## [Requirement]
Isolate every line in the data with the string "screenshot" and copy it.
BEGIN Supplied records
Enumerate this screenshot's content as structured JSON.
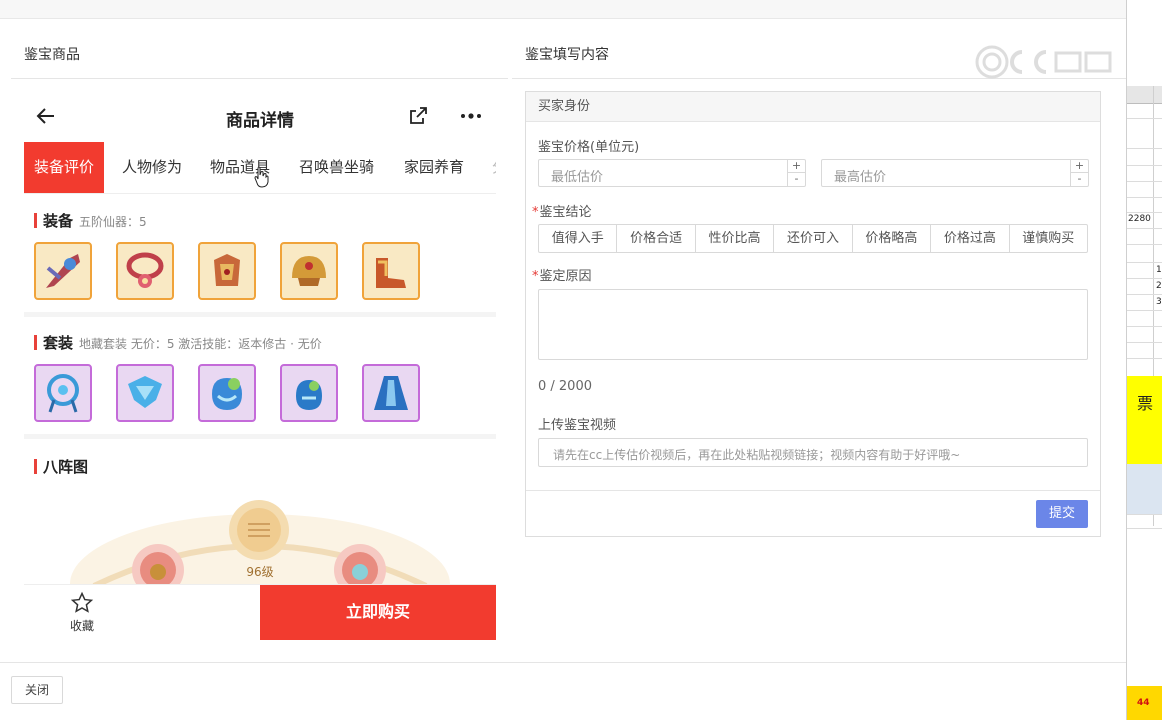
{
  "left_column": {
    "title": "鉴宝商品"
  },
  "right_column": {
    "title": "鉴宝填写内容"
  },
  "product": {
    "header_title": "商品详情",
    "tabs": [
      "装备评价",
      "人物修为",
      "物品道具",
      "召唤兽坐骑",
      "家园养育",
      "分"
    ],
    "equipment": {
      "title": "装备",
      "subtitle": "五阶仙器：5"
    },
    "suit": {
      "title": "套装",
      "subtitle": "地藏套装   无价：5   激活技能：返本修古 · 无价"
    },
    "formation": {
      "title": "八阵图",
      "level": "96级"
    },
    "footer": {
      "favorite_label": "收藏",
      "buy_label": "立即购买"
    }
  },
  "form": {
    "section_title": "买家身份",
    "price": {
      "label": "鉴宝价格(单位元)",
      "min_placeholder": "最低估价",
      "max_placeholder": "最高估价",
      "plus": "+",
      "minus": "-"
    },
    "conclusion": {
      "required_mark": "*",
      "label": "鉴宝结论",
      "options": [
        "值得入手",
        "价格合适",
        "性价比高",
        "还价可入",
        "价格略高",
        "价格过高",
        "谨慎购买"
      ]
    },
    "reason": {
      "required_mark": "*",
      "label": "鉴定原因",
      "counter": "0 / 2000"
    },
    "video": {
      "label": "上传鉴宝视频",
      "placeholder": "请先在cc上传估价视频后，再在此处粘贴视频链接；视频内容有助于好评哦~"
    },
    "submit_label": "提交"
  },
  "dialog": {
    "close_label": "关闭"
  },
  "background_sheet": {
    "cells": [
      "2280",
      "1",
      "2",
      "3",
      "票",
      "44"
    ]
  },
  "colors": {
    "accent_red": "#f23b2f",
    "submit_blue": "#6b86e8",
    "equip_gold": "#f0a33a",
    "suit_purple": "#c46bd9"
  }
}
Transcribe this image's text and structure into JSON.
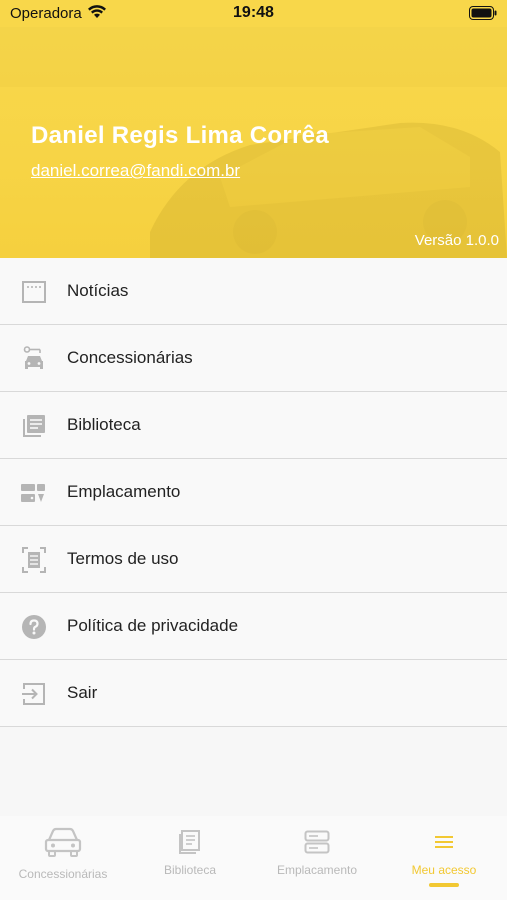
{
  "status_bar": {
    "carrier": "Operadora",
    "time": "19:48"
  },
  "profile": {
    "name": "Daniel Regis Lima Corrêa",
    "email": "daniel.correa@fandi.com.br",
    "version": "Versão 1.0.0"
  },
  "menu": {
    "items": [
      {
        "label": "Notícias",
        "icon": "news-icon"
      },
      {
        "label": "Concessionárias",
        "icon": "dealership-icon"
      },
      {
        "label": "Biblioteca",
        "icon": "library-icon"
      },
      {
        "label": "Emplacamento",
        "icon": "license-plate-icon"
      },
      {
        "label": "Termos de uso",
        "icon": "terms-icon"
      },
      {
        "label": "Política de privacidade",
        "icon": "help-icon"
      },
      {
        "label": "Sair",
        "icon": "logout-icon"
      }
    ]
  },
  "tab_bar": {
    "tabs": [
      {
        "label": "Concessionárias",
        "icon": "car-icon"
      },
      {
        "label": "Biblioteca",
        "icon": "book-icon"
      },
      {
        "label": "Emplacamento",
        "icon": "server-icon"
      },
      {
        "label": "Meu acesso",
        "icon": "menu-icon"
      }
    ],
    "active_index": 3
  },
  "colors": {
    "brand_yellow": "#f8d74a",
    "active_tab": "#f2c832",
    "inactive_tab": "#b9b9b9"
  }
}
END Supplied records
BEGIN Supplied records
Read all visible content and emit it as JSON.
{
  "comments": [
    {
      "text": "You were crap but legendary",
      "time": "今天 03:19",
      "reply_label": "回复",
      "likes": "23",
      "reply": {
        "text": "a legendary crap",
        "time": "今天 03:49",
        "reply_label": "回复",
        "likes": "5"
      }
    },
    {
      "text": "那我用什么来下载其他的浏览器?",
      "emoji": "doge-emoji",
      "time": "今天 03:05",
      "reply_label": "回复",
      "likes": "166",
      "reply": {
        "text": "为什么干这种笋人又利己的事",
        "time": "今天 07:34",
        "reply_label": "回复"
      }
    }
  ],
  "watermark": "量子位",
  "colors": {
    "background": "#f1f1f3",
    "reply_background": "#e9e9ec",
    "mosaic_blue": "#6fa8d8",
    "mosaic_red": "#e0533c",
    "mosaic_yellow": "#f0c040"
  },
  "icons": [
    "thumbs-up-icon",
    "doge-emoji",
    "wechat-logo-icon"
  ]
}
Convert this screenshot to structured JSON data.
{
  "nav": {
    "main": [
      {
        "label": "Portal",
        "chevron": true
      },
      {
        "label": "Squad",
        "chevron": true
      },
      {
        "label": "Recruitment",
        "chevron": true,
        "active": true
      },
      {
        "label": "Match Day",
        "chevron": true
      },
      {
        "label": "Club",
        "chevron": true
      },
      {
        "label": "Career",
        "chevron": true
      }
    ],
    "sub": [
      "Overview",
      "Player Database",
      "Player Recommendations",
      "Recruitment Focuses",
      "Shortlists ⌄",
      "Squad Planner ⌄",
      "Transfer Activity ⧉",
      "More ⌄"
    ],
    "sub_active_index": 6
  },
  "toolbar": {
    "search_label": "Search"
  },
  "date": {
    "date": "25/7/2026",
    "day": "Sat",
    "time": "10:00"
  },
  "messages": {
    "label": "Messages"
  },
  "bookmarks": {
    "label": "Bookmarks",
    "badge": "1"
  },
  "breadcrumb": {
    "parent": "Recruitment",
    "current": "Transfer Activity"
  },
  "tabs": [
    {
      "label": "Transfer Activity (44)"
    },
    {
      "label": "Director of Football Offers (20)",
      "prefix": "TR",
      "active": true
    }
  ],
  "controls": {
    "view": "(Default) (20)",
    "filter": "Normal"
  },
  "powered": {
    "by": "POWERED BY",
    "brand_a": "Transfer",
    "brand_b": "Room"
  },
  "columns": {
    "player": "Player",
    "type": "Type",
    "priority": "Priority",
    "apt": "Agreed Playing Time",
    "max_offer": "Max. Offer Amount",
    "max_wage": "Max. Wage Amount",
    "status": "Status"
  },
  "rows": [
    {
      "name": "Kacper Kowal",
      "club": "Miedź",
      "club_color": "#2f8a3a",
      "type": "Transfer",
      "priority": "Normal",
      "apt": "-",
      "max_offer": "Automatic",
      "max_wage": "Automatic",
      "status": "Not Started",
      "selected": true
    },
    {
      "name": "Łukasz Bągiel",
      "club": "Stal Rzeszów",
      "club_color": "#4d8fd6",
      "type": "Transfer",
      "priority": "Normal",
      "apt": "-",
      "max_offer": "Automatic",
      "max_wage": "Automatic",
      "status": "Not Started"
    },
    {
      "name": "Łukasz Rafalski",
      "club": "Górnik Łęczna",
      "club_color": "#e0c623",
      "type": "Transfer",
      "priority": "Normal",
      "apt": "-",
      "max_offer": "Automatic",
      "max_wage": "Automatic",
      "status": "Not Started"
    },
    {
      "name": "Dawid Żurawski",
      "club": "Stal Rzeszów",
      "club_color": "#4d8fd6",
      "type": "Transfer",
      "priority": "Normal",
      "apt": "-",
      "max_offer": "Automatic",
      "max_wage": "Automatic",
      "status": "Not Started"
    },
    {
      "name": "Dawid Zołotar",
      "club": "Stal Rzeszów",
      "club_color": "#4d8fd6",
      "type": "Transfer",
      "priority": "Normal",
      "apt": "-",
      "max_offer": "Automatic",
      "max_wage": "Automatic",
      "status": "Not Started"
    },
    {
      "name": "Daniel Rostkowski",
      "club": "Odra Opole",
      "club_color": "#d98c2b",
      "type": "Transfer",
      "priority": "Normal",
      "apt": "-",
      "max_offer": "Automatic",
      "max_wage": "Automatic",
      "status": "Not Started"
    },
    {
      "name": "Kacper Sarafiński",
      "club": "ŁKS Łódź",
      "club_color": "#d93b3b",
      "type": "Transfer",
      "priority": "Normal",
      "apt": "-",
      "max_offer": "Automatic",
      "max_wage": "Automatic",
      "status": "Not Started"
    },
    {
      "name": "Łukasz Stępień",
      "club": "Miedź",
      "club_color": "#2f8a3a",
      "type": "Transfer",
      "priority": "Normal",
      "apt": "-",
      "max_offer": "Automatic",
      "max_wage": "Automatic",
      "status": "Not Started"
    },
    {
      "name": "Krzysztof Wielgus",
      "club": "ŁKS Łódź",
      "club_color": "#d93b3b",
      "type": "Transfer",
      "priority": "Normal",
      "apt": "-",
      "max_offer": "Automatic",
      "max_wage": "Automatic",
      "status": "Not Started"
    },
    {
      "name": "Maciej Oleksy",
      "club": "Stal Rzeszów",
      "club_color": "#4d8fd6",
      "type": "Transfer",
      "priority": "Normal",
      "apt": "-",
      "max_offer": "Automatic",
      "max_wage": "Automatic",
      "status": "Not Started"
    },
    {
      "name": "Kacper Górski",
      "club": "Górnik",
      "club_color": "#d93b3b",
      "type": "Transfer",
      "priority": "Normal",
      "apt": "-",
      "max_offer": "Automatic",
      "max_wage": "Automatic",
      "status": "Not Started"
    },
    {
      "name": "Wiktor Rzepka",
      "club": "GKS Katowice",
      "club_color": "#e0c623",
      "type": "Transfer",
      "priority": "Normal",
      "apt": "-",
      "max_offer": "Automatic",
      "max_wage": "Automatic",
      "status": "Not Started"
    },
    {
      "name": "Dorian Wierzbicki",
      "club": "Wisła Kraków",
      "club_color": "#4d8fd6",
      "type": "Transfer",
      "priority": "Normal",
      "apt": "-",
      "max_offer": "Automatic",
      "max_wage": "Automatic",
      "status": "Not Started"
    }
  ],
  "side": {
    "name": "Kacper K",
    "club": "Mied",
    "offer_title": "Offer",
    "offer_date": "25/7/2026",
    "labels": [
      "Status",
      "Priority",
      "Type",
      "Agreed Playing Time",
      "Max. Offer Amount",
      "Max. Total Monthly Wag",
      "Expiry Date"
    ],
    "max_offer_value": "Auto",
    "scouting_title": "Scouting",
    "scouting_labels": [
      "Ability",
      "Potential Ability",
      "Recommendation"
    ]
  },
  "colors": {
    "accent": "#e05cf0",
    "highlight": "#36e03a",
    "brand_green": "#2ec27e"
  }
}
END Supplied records
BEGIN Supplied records
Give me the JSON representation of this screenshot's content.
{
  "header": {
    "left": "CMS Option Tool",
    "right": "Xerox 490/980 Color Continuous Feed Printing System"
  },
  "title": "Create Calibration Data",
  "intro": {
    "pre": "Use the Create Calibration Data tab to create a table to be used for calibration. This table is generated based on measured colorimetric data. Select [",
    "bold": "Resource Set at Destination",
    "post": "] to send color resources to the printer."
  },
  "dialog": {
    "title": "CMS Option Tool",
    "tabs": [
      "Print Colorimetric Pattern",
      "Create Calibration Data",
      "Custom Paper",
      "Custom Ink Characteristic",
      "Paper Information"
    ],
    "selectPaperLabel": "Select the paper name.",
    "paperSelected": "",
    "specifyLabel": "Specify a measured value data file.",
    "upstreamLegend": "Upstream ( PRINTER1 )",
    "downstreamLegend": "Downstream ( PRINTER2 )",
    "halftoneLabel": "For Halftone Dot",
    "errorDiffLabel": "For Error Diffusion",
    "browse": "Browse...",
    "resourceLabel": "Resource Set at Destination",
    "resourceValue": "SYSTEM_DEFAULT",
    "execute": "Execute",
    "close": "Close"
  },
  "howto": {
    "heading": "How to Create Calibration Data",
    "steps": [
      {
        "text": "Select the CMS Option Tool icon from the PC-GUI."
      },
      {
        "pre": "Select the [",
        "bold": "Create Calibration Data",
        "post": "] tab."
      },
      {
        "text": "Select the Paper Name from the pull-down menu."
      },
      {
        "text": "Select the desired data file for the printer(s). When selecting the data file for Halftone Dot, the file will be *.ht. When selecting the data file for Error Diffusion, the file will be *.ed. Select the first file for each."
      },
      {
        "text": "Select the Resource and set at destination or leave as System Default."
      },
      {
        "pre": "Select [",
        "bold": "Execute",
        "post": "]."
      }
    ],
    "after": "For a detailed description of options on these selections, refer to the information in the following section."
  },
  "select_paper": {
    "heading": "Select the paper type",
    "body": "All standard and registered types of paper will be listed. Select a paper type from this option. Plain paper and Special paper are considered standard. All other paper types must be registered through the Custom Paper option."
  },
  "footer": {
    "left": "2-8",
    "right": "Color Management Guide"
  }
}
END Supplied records
## [Result for this task]
Enumerate this screenshot's content as structured JSON.
Convert this screenshot to structured JSON data.
Give me the JSON representation of this screenshot's content.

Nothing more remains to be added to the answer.